Exercise
Provide only the number of lines in the data below that contain the string "object".

Data for the task
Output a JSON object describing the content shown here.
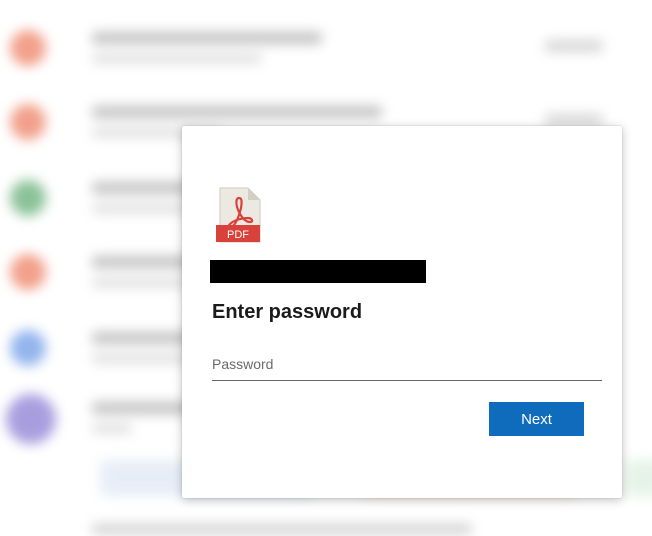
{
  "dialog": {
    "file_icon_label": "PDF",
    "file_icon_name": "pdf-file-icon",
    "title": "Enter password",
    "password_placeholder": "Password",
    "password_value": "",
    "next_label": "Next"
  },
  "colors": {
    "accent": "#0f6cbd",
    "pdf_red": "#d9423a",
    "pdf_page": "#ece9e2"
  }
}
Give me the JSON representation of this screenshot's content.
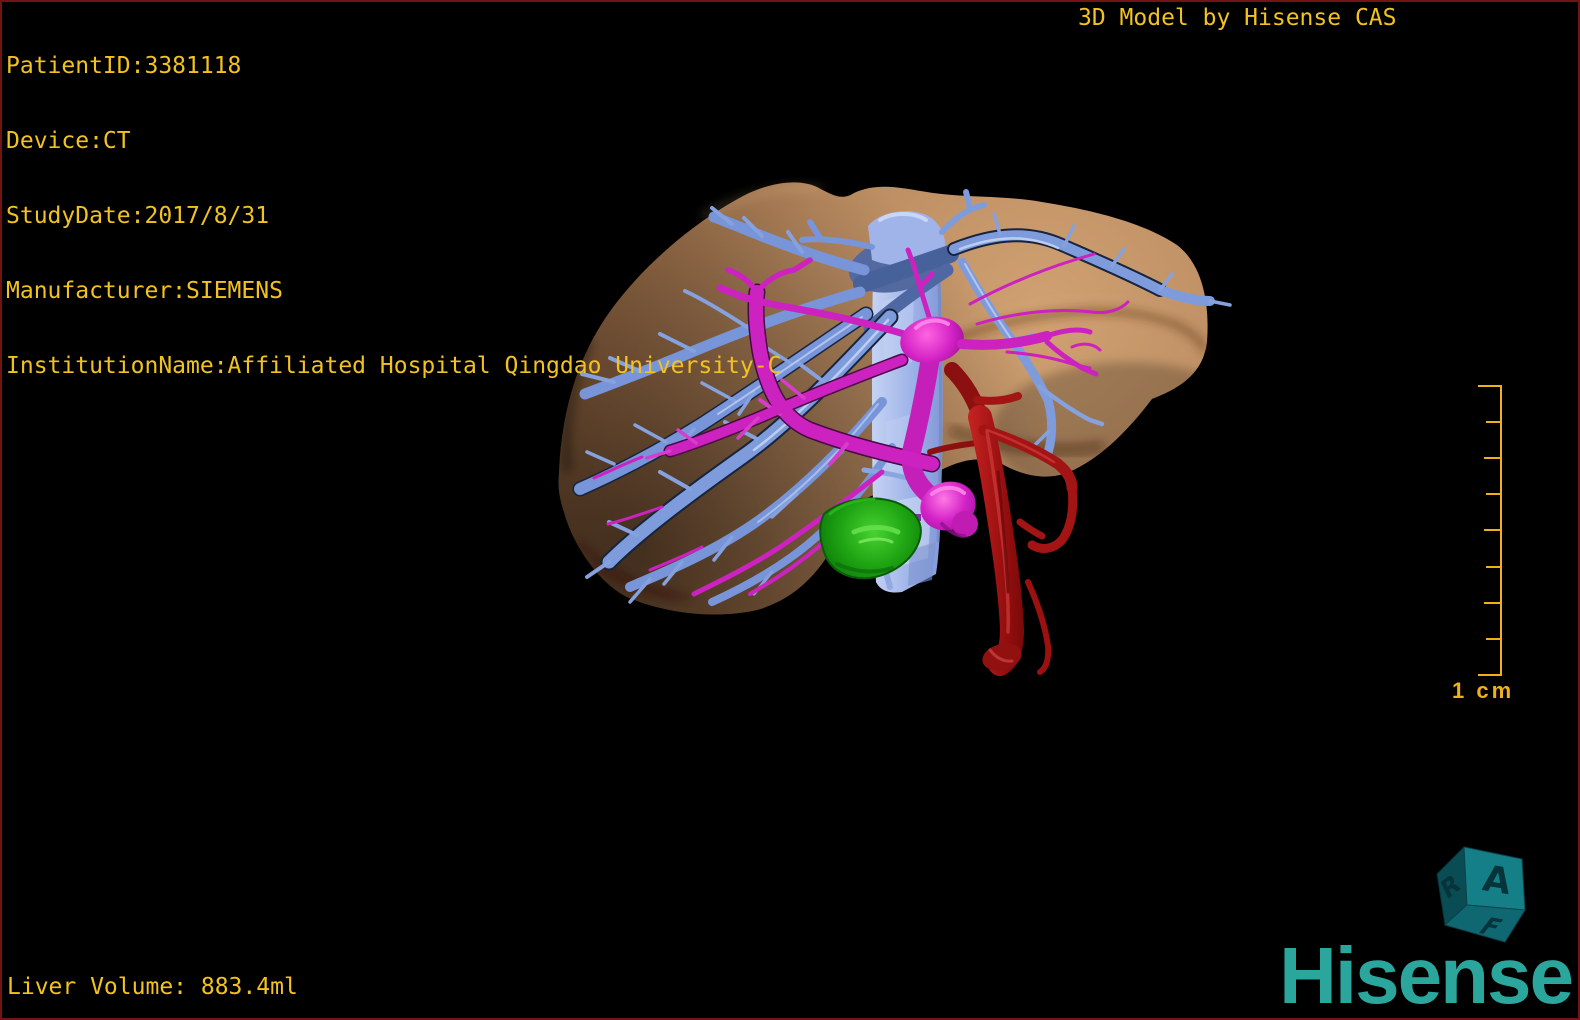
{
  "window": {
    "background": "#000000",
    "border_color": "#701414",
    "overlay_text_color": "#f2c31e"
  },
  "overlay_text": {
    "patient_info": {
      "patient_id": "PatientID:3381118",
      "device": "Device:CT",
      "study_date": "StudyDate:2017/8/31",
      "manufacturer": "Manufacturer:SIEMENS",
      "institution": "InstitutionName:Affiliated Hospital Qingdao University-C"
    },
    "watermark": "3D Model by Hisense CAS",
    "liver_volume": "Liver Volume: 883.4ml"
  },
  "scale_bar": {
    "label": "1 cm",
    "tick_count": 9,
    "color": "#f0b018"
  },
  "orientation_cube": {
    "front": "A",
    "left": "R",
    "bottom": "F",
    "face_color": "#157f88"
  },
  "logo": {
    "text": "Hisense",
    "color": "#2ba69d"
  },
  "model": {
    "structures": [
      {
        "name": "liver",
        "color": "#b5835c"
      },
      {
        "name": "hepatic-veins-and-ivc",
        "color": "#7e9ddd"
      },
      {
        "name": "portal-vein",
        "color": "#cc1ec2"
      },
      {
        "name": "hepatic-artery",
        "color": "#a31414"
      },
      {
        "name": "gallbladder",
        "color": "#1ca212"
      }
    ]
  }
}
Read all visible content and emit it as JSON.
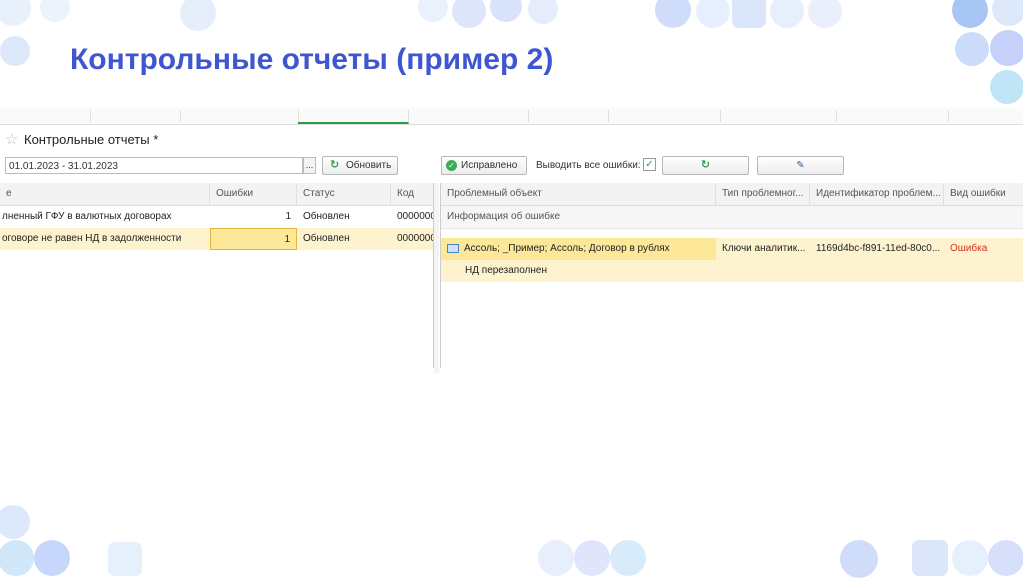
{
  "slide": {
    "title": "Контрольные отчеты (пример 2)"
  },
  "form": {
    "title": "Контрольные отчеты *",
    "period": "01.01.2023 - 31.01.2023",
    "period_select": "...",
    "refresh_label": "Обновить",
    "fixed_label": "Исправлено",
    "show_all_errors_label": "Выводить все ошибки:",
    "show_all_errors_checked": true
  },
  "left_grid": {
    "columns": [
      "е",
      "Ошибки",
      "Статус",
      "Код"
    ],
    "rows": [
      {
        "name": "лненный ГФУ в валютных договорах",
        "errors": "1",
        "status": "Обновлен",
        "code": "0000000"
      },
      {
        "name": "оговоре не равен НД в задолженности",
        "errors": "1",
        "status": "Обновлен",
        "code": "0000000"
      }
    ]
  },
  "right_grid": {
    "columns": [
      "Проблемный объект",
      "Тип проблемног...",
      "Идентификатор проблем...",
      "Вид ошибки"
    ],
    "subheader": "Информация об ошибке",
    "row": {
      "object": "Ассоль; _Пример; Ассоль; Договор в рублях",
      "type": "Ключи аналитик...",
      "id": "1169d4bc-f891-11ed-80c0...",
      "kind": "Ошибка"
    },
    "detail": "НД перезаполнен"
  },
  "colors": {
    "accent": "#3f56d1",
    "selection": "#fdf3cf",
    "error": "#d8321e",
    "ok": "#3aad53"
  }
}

Exercise output
2